▸ Task statement:
Retyping the data exactly is the task. Include every line.

Data records for software interfaces:
* * *
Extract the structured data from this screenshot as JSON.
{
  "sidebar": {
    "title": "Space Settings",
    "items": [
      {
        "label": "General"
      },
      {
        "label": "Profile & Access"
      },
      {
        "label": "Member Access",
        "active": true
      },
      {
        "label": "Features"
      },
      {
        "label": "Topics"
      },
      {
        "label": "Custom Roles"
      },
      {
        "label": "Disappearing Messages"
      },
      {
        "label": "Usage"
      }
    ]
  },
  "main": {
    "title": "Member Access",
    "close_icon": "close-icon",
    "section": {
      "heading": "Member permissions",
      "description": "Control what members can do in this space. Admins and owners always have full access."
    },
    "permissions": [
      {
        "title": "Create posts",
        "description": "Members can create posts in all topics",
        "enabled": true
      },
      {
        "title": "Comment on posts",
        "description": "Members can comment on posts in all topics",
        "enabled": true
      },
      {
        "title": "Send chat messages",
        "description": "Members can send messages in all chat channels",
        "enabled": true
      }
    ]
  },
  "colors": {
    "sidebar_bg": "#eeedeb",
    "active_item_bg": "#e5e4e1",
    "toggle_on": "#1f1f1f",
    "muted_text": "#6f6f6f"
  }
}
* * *
▸ Expected output:
Extract the structured data from this screenshot as JSON.
{
  "sidebar": {
    "title": "Space Settings",
    "items": [
      {
        "label": "General"
      },
      {
        "label": "Profile & Access"
      },
      {
        "label": "Member Access",
        "active": true
      },
      {
        "label": "Features"
      },
      {
        "label": "Topics"
      },
      {
        "label": "Custom Roles"
      },
      {
        "label": "Disappearing Messages"
      },
      {
        "label": "Usage"
      }
    ]
  },
  "main": {
    "title": "Member Access",
    "close_icon": "close-icon",
    "section": {
      "heading": "Member permissions",
      "description": "Control what members can do in this space. Admins and owners always have full access."
    },
    "permissions": [
      {
        "title": "Create posts",
        "description": "Members can create posts in all topics",
        "enabled": true
      },
      {
        "title": "Comment on posts",
        "description": "Members can comment on posts in all topics",
        "enabled": true
      },
      {
        "title": "Send chat messages",
        "description": "Members can send messages in all chat channels",
        "enabled": true
      }
    ]
  },
  "colors": {
    "sidebar_bg": "#eeedeb",
    "active_item_bg": "#e5e4e1",
    "toggle_on": "#1f1f1f",
    "muted_text": "#6f6f6f"
  }
}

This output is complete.